May 9, 2010
First, Happy Mother's Day to all you mothers out there.
Dear readers, wise readers, it had been my original intention today to write about this striped cotton knit tank top I stitched up Friday afternoon. I'd bought the fabric locally the day I picked up Cathy's black gloves, nothing special. And as you can see the final result is...nothing special.
Here's the back:
OK, like I said, I was going to tell you how I trimmed the edges, how I lined up the stripes, blah, blah, blah -- but then this happened:
So I'm walking home from the flea market yesterday afternoon with the dogs (WAIT till you see the opera-length gloves with original price tag attached I found for $2 -- in lavender!) and I'm crossing north on 25th Street, I'm not even sure why since I live on 24th Street, when what do I see sitting amid a pile of discarded clothes, plastic bags, rotting food -- the usual New York City pile of trash left in front of a shuttered storefront -- but THIS:
Can you friggin' believe it? Just sitting there amid this debris like it was yesterday's pizza box, in fact I think it was even sitting next to yesterday's pizza box. Well, I don't have to tell you what I did: I picked it up -- first looking around to make sure it hadn't already been claimed by some loon living in that pile of trash -- and shlepped it the three blocks home.

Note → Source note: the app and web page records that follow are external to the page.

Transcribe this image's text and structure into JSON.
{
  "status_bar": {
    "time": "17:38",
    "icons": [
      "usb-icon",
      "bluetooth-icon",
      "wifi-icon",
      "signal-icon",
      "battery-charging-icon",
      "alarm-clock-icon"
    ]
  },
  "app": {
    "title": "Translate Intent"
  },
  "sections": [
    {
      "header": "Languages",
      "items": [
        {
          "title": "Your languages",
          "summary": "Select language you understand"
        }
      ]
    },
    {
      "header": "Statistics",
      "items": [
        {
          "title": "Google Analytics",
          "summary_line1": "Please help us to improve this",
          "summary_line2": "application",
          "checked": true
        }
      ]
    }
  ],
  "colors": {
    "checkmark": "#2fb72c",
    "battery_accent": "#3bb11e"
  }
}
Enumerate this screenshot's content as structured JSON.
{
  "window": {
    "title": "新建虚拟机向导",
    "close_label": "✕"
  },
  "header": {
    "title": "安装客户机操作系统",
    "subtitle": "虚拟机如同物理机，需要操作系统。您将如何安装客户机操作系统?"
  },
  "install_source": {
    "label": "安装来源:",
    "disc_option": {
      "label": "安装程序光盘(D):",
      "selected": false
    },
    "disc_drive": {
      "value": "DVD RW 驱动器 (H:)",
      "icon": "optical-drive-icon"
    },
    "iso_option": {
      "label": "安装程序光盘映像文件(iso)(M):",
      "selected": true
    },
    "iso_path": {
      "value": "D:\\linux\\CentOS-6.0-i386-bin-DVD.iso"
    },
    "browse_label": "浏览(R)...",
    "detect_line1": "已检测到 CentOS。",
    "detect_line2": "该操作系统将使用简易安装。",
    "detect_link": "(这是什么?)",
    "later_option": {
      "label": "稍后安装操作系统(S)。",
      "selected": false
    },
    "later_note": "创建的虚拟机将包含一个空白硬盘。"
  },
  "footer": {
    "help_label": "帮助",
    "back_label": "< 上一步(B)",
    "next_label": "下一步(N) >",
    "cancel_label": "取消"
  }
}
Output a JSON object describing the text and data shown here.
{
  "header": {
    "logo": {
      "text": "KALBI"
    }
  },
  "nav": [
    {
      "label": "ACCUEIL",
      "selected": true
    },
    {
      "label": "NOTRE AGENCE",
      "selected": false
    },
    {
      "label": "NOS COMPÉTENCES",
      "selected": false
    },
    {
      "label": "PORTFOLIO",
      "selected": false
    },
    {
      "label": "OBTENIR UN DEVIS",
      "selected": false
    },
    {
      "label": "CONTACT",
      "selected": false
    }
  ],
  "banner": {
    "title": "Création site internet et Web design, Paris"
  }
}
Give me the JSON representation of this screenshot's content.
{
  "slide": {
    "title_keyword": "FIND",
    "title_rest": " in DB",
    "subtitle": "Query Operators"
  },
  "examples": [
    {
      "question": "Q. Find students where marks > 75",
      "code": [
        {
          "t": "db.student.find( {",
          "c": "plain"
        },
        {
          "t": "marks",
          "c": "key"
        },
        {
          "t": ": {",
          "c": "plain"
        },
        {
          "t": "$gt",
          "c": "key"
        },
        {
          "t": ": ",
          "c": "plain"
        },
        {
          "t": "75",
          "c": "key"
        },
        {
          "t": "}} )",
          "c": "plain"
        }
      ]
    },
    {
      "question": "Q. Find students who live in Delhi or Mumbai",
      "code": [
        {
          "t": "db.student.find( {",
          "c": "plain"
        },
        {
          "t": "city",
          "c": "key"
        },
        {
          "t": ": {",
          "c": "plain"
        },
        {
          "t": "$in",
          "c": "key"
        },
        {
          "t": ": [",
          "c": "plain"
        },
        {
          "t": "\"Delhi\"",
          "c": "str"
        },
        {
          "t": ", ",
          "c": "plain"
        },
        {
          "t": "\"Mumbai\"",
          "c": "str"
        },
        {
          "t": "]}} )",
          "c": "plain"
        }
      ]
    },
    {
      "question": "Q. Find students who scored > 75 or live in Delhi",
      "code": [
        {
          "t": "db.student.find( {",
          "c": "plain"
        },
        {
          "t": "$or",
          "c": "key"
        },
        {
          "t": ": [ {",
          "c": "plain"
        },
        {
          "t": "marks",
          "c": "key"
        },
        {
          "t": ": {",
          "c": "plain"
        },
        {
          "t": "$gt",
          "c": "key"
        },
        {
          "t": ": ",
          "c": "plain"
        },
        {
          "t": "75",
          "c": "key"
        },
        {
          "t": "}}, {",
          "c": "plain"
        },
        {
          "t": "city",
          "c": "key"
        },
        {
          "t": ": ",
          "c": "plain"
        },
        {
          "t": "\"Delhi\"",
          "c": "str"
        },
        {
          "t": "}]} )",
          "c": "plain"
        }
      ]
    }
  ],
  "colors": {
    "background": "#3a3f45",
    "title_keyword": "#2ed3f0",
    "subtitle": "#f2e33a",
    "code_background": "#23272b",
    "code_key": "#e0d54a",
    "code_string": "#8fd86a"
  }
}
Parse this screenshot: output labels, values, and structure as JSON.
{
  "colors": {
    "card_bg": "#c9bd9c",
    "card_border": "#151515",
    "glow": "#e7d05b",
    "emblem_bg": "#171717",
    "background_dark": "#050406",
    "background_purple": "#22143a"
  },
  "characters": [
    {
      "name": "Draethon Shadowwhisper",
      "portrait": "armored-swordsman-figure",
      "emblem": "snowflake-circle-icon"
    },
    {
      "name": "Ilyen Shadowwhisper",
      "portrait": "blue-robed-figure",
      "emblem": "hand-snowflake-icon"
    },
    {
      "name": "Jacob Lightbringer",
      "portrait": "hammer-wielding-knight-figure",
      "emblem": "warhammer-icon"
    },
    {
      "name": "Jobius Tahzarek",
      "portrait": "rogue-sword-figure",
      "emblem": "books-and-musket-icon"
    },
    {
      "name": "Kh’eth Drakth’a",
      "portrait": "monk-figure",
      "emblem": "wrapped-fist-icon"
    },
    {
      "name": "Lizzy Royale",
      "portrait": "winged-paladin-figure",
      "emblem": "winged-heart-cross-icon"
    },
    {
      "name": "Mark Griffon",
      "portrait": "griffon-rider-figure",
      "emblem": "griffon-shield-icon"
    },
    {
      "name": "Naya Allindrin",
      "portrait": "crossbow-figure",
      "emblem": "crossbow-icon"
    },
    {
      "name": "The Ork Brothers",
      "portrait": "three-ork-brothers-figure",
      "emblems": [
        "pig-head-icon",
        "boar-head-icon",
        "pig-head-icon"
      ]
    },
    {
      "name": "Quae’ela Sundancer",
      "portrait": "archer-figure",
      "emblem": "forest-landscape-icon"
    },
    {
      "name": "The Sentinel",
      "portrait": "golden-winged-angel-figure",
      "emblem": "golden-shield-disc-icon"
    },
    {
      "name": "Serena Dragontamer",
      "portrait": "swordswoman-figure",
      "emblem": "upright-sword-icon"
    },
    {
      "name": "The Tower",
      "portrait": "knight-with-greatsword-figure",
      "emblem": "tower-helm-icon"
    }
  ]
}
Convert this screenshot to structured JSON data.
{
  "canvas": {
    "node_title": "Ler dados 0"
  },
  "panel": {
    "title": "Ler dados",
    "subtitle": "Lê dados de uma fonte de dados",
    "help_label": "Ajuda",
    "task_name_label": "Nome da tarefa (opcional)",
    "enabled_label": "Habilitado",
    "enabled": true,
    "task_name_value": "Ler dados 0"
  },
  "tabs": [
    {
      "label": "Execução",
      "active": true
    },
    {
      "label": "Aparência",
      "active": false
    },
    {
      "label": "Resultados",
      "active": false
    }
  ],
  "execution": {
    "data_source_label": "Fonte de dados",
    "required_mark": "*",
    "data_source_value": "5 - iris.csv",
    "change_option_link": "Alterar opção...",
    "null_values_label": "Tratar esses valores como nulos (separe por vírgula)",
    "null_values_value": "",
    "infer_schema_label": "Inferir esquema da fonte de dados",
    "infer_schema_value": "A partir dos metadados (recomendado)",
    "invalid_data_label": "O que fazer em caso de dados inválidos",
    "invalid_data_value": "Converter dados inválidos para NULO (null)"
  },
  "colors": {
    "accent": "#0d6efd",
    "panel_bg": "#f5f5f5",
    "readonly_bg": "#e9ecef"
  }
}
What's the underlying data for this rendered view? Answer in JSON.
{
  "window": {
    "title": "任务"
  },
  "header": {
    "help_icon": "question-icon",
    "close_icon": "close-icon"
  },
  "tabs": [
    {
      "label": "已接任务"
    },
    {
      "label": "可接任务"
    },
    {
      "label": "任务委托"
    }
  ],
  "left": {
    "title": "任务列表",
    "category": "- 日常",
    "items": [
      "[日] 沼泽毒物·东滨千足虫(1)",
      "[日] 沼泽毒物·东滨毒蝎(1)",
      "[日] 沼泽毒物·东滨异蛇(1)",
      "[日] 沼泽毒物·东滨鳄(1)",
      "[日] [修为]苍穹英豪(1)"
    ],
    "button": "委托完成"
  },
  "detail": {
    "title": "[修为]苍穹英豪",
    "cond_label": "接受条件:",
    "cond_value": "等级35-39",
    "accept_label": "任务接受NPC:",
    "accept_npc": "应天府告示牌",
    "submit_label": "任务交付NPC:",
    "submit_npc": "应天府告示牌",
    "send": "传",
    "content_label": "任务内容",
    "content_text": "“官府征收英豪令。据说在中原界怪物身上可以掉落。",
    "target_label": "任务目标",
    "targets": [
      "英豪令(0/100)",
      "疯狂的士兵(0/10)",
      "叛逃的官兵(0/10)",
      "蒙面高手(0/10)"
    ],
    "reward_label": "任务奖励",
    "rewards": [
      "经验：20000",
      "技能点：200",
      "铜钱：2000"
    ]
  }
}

What would you have done, peeps -- left it there?
Now look, you know I can resist a flea market sewing machine, I can resist a thrift store sewing machine, I can scroll past hundreds of eBay sewing machine listings like they didn't exist, but when I find a sewing machine in the street...well that's where I draw the line. I simply cannot ignore it.
Needless to say, like just about every discarded mechanical anything, this machine has issues. First, it has no motor. Second, it has no belt. Third, it has no tension assembly. Fourth, it has no whatever-that-thing-is-the-drop-in-bobbin-sits-in-is-called. But guess what? When you turn the hand wheel, the needle goes up and down. It works! And it even came with a straight stitch presser foot.
I was able to date it from 1951 and I think it's a Singer 66, though I'm not completely certain.
So now I have to decide what to do with it. I already have a perfectly good Singer, my beloved 15-91, and I don't think I have the energy to restore this one. I also have all the doorstops I need.
So now what? At risk of further establishing a dangerous precedent, I once again turn to you for advice.
What would you do, peeps? Throw this baby back on the street?
Think carefully; the fate of a sewing machine lies in your hands.